Visit Royal Blood at

Blues Magoos at the Bowery Electric

Geoff Daking, Peppy Castro, Ralph Scala
The band that would become known as Blues Magoos formed as the Trenchcoats in 1964 in the Bronx, New York. The Trenchcoats performed regularly in Greenwich Village coffee houses and by 1966 changed its name to fit in with the then-current psychedelic trend, first to the Bloos Magoos and soon afterwards to Blues Magoos. The band had a hit song in 1966 with "(We Ain't Got) Nothin' Yet," but for the most part disappeared a few years later. Blues Magoos released its first album in more than 40 years, Psychedelic Resurrection, on October 14, 2014. Blues Magoos presently consists of two original members, Peppy Castro (born Emil Thielhelm) on vocals and rhythm guitar and Ralph Scala on vocals and keyboards, one near-original member, Geoff Daking, on drums, and new members Mike Ciliberto on lead guitar and Peter Stuart Kohlman on bass.

Gene Cornish of the Rascals introduced Blues Magoos at a record release party tonight the Bowery Electric. Other 1960s musicians were in the audience, including Carmine Appice of Vanilla Fudge and Jay Black of Jay & the Americans. Castro joked about how the band was back after taking a 47-year break. Although individually each member matured into other types of music over the years, on this occasion they were back to playing songs from the 1960s. Most of the songs were from their early albums (and many re-recorded for the new album), including "Rush Hour", "Pipe Dream", "There's a Chance We Can Make it", "(We Ain't Got) Nothing Yet" and "Tobacco Road." The set also included two 1960s covers, the Seeds' "Pushin' Too Hard" and Them's "Gloria." Castro told 50-year-old anecdotes and sang well; Scala did not sing as well, but played the familiar organ runs nicely. Did this bluesy garage rock stand the test of time? Probably not, but it was fun to revisit the days of black lights and lava lamps without actually having to get all that stuff.

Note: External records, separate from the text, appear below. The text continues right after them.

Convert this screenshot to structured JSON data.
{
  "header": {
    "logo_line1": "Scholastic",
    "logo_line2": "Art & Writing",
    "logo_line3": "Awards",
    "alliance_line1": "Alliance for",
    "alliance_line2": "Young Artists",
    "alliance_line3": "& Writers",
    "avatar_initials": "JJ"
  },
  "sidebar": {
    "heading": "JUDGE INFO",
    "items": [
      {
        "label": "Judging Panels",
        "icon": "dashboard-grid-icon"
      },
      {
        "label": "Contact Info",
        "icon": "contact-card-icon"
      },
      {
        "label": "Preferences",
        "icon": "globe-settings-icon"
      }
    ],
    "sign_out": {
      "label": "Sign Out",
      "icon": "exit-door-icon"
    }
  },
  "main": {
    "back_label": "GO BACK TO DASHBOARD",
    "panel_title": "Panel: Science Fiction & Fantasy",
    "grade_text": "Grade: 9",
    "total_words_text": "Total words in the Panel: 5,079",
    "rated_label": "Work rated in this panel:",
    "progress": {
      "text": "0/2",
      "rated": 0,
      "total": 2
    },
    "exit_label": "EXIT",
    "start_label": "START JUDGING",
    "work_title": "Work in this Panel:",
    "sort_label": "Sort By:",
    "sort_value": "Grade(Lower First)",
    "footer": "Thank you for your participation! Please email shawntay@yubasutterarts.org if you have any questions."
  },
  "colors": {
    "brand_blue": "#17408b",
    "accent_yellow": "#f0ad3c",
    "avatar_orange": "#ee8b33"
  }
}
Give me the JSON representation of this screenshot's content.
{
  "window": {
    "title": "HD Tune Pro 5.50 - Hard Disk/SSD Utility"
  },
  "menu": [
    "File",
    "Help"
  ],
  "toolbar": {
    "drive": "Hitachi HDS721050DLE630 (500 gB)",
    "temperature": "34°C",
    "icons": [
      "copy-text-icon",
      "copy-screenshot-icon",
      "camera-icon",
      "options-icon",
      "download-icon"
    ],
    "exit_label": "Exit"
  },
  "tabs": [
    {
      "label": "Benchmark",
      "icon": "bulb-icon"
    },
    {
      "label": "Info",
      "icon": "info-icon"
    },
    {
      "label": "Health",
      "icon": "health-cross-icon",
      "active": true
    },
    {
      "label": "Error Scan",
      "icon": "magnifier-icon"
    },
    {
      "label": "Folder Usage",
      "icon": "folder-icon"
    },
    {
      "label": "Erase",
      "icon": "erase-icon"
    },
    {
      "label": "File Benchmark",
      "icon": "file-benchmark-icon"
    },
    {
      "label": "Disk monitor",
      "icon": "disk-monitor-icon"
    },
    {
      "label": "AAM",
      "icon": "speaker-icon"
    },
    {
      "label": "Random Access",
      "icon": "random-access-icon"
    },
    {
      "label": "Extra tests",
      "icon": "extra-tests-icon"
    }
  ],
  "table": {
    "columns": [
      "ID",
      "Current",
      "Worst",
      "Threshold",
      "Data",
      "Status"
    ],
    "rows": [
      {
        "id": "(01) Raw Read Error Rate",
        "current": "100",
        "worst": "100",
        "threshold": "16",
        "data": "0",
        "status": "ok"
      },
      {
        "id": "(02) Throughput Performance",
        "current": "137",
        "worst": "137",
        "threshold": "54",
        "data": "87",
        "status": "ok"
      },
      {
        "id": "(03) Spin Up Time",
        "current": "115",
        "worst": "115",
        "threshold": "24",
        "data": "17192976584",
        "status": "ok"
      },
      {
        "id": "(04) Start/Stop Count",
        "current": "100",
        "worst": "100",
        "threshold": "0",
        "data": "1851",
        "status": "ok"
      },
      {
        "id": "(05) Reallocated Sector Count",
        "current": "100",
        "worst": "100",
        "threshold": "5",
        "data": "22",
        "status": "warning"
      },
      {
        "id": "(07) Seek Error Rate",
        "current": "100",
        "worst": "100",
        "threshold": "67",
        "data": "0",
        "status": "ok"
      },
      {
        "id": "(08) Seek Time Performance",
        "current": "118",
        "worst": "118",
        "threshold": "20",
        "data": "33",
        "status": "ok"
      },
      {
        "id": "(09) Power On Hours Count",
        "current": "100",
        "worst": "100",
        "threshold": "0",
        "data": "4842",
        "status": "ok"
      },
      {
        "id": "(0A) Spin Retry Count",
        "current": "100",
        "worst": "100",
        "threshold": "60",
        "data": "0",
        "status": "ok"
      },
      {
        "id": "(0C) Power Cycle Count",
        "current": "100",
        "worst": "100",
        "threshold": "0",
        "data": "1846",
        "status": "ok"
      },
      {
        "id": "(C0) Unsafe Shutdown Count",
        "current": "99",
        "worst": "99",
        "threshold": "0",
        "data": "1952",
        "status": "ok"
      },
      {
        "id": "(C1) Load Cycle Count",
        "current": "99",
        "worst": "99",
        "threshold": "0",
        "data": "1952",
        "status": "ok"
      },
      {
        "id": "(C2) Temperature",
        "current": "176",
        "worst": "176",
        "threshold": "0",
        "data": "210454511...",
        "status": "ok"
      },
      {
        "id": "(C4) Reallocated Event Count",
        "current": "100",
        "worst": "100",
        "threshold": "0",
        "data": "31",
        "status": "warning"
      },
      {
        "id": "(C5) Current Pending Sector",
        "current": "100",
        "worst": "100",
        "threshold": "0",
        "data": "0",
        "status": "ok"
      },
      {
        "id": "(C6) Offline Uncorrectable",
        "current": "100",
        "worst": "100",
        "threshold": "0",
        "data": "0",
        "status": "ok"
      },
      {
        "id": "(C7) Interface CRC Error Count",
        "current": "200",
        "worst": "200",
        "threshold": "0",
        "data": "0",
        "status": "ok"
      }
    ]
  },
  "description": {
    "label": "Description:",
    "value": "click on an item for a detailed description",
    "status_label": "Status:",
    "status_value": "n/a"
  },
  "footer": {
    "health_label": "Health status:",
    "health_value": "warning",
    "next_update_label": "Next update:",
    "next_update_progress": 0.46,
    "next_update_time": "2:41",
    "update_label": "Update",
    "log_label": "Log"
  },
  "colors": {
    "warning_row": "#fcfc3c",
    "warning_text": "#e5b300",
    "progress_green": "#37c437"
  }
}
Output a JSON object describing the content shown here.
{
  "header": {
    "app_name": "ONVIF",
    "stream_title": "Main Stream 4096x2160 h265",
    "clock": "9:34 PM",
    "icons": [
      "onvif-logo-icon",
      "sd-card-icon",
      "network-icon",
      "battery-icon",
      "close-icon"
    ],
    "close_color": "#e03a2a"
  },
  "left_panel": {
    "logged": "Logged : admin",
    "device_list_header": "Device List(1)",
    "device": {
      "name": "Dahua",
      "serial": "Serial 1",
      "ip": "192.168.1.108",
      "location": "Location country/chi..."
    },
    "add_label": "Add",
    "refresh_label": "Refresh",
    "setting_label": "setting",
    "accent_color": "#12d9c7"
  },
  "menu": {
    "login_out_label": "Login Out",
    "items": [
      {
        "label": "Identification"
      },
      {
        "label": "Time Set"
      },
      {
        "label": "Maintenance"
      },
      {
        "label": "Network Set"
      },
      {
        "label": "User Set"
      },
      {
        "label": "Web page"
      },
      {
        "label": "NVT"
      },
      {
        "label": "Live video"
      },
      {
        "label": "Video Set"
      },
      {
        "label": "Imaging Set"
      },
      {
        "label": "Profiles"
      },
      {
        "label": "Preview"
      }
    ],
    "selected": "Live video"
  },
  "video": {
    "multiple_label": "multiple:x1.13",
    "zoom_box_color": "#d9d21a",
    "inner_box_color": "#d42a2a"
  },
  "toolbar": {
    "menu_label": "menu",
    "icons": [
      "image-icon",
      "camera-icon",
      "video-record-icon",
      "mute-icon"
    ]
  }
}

Monday, October 13, 2014

JEFF the Brotherhood at Santos Party House

Jake Orrall
Brothers Jake Orrall (guitar) and Jamin Orrall (drums) are the sons of singer/songwriter Robert Ellis Orrall and have been playing music together since they were children growing up in Nashville, Tennessee. They became a duo called JEFF (later JEFF the Brotherhood) in 2001, while still in high school. JEFF the Brotherhood has released seven studio albums; the most recent, Hypnotic Nights, was released in 2012. JEFF the Brotherhood on September 30 released a Dig the Classics EP featuring covers of songs by Pixies, My Bloody Valentine, Beck, Teenage Fanclub and others.

JEFF the Brotherhood returned to Santos Party House tonight, this time as a quartet with an added bassist and guitarist, and Jake played a six-string rather than his usual three-string guitar. The added musicians did not help to define the music, however. Alongside an overactive fog machine and constantly roving back lights, JEFF the Brotherhood played a loud, pounding, grungy, garage-punk, with Jake focusing more on guitar noise than on vocals. When the music slowed for a moment, the fuzz and reverb on the guitar sounded like psychedelic stoner rock. Highlights included the raucous guitar jams propelled by extremely hard slamming beats on "You Got The Look", "Heavy Krishna", "Sixpack", "Mellow Out," and "Ripper" leading into a cover of Rush's "Working Man."

Visit Jeff the Brotherhood at